## What to produce
Copy out each line of the listing below where the string "Владимир" appears.

## Data shown
-*-

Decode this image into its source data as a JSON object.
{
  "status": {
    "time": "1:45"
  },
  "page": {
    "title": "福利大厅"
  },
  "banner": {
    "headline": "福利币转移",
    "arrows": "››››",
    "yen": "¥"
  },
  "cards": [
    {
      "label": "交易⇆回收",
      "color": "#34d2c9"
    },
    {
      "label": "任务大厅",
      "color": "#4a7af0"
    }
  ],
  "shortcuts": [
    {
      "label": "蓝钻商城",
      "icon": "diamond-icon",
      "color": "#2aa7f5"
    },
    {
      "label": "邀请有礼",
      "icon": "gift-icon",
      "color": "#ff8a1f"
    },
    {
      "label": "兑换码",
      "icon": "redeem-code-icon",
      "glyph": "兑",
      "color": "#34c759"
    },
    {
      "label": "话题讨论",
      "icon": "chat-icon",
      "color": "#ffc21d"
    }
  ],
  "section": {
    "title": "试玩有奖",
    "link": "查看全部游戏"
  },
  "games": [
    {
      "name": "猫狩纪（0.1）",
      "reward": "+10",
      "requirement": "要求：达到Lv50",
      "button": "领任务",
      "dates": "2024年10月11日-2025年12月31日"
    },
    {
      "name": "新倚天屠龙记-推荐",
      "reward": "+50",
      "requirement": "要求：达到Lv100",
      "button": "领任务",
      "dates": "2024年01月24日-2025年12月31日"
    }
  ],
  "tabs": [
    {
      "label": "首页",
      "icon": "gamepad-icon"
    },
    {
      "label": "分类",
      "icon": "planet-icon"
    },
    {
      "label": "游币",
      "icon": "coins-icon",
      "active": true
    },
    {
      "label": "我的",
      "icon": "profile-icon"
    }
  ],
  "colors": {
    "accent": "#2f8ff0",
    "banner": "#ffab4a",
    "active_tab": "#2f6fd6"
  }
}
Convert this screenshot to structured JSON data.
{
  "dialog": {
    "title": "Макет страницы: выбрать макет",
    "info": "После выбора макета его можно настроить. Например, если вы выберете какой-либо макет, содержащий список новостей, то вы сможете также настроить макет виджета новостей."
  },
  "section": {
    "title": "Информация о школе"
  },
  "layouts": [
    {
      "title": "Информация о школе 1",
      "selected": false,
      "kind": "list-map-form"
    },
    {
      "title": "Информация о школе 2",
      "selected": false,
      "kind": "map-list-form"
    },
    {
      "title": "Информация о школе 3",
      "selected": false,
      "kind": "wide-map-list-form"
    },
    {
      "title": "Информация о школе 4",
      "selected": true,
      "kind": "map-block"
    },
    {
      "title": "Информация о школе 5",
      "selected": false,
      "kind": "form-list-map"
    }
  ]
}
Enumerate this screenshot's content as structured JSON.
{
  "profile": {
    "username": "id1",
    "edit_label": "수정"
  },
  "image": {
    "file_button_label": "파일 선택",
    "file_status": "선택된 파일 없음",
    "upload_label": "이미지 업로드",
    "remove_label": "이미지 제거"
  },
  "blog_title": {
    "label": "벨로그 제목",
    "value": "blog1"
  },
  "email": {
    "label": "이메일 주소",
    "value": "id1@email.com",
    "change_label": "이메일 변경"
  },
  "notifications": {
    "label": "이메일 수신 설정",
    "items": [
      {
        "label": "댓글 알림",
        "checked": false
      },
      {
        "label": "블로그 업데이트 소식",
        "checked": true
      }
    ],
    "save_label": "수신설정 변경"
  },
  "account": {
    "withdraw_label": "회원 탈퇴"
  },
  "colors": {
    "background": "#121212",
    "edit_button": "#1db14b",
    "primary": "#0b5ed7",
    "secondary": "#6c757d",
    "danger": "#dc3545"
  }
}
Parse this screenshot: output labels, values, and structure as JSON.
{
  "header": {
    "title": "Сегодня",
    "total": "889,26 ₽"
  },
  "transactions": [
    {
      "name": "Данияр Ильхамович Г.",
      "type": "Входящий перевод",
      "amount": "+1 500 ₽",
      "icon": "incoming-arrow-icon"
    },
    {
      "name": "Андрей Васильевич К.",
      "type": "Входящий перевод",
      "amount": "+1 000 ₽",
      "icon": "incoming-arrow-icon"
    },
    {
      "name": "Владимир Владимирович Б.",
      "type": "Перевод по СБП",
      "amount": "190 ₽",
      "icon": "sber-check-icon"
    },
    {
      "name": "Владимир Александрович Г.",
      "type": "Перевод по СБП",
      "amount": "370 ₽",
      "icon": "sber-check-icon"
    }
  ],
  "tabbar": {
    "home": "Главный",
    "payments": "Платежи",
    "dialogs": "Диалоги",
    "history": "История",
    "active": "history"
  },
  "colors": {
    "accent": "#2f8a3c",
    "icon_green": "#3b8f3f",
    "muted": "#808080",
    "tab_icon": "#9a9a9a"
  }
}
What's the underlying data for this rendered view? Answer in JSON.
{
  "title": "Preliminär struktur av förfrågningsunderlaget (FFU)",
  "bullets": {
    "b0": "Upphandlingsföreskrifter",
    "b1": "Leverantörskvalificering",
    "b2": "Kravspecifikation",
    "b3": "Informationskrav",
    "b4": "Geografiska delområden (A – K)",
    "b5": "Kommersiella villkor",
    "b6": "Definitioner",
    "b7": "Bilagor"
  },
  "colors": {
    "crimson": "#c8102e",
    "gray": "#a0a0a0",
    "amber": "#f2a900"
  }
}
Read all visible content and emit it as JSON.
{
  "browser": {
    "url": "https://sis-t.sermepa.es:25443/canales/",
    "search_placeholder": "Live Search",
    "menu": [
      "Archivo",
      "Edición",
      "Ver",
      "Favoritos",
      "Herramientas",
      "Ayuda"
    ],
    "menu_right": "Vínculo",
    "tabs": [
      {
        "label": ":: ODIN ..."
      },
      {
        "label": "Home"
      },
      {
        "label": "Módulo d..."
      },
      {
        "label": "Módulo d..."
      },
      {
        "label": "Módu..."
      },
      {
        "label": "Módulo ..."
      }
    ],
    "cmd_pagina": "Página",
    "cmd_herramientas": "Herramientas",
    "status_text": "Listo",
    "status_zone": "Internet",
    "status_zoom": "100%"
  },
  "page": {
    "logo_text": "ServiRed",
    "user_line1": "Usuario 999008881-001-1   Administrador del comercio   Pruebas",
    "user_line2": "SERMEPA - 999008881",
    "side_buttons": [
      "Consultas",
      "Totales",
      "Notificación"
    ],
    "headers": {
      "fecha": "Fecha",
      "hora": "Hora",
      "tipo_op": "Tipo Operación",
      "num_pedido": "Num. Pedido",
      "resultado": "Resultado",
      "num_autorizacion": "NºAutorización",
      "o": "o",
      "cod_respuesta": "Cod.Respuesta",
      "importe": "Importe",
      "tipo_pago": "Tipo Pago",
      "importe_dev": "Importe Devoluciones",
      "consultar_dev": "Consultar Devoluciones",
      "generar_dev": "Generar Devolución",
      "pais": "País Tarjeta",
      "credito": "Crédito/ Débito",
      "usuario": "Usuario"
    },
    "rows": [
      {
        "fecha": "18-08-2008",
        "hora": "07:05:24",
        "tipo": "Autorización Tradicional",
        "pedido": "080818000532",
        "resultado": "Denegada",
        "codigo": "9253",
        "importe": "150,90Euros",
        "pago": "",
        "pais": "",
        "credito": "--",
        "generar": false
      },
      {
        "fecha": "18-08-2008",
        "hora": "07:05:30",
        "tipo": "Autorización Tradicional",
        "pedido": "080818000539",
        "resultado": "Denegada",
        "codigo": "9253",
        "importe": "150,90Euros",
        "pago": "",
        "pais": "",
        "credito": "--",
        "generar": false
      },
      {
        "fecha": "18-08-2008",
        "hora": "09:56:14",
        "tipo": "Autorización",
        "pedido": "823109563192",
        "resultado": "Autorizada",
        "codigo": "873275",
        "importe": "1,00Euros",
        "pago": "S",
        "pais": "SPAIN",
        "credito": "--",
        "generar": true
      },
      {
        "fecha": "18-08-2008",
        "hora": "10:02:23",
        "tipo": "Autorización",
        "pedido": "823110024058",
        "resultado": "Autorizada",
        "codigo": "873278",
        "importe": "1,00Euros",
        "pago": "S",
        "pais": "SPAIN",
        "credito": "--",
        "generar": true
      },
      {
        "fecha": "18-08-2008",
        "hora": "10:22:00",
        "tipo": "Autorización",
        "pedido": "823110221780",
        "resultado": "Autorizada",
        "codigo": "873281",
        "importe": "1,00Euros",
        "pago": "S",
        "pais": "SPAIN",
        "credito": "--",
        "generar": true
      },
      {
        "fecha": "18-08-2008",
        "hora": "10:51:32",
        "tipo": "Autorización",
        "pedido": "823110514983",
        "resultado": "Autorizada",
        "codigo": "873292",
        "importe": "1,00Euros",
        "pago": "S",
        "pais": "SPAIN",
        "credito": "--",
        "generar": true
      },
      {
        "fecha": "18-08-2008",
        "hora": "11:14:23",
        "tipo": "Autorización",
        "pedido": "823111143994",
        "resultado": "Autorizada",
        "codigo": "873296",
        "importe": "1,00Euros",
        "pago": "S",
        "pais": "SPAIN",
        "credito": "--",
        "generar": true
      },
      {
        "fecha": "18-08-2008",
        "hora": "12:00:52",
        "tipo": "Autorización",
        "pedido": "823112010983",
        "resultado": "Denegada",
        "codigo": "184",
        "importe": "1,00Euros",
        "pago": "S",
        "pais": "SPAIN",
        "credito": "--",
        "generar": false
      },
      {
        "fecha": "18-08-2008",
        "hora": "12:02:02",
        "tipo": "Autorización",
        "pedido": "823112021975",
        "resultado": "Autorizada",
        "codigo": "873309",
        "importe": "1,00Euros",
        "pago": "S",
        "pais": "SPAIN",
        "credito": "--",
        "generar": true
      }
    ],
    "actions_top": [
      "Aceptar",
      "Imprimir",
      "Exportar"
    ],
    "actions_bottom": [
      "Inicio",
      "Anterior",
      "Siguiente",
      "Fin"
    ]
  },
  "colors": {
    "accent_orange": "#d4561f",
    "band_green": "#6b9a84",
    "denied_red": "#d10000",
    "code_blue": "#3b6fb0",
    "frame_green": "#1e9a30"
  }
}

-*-

## Answer to this task
      "name": "Владимир Владимирович Б.",
      "name": "Владимир Александрович Г.",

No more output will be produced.